What this task involves - Go through the lines below. Copy those with "image".

Exercise inputs -
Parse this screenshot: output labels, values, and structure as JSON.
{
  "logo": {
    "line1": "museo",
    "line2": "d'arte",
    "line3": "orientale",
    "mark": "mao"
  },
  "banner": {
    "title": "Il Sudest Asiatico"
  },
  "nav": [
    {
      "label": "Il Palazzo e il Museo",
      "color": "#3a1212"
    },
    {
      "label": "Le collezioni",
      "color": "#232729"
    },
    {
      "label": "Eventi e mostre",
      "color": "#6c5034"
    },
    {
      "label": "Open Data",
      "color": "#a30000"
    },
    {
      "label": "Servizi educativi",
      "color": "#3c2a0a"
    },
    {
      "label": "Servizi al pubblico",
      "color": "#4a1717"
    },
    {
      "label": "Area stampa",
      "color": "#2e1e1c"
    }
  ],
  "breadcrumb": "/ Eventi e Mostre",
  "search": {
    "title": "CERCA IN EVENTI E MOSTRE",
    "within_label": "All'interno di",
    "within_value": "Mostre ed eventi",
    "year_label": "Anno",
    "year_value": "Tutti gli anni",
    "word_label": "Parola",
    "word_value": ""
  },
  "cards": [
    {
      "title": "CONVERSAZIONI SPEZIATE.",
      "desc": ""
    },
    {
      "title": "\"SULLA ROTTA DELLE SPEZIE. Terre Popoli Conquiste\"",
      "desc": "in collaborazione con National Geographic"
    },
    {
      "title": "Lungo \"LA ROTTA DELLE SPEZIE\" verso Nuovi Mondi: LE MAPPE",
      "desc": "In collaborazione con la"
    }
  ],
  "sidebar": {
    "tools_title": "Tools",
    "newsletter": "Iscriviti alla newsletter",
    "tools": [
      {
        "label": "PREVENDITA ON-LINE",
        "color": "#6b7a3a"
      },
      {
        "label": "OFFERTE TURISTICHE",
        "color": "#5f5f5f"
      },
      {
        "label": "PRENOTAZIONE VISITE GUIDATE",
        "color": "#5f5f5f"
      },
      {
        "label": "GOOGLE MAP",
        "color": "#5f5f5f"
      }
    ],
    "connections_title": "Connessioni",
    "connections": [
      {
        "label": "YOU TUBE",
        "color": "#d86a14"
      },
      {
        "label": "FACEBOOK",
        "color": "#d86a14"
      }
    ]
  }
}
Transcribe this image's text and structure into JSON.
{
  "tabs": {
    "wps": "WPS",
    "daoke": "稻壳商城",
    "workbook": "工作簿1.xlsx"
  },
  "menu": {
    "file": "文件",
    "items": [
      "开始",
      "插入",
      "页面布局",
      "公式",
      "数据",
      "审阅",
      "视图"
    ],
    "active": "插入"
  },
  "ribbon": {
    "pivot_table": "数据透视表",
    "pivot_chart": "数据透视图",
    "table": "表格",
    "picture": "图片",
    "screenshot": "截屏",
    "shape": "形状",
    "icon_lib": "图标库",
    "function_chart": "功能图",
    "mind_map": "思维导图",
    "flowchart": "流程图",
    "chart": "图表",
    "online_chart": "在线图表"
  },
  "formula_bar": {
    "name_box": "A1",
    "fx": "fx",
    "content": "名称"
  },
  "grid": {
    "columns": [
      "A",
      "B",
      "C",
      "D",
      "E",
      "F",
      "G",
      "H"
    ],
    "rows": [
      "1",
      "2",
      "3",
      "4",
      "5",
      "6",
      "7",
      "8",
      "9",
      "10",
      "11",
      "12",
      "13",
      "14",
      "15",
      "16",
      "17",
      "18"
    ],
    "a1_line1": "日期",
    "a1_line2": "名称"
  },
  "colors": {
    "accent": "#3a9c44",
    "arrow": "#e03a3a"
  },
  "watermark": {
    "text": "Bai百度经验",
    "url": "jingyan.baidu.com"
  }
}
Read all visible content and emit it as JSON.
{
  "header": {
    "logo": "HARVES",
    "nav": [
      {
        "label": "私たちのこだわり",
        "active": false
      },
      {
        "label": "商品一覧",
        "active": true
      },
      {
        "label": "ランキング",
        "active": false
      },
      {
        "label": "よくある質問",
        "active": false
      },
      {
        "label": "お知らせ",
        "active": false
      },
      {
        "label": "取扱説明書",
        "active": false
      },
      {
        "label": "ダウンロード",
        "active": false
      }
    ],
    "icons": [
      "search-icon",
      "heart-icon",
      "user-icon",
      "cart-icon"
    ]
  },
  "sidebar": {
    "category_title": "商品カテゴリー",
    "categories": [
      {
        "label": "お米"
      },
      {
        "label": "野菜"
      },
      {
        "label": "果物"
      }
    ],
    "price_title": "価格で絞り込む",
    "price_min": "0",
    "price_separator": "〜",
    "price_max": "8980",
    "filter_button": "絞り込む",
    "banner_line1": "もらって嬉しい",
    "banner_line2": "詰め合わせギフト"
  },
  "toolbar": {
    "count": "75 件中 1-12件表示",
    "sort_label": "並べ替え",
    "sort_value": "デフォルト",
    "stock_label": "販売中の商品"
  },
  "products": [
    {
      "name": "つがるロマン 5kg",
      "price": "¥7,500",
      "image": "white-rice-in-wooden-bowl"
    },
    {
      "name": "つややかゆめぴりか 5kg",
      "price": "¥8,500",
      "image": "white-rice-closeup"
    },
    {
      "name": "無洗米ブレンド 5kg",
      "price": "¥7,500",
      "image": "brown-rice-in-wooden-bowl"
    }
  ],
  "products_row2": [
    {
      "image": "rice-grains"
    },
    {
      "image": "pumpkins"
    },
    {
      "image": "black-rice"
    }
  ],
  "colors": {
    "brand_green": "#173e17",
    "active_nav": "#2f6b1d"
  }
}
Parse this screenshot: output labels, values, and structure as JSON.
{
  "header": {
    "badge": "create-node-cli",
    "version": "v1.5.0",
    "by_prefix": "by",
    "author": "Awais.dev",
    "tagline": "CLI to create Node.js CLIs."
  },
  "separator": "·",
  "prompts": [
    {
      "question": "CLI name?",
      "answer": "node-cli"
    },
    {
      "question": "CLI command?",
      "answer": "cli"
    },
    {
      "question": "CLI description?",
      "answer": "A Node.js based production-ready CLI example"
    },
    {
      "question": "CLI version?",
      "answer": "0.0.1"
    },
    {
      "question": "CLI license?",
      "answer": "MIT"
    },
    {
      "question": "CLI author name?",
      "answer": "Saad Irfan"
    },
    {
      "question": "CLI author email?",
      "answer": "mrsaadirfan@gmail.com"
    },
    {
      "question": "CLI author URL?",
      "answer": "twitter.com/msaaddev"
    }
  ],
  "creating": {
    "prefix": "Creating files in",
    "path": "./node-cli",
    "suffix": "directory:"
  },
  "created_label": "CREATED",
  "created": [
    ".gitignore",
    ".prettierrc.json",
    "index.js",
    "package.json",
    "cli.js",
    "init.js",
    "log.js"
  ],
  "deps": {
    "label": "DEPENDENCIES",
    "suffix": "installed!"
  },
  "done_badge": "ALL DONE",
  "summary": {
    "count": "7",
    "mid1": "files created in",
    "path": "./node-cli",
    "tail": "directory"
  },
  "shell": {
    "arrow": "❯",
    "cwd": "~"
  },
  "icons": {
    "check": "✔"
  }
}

Response -
Transcribe this image's text and structure into JSON.
      "image": "white-rice-in-wooden-bowl"
      "image": "white-rice-closeup"
      "image": "brown-rice-in-wooden-bowl"
      "image": "rice-grains"
      "image": "pumpkins"
      "image": "black-rice"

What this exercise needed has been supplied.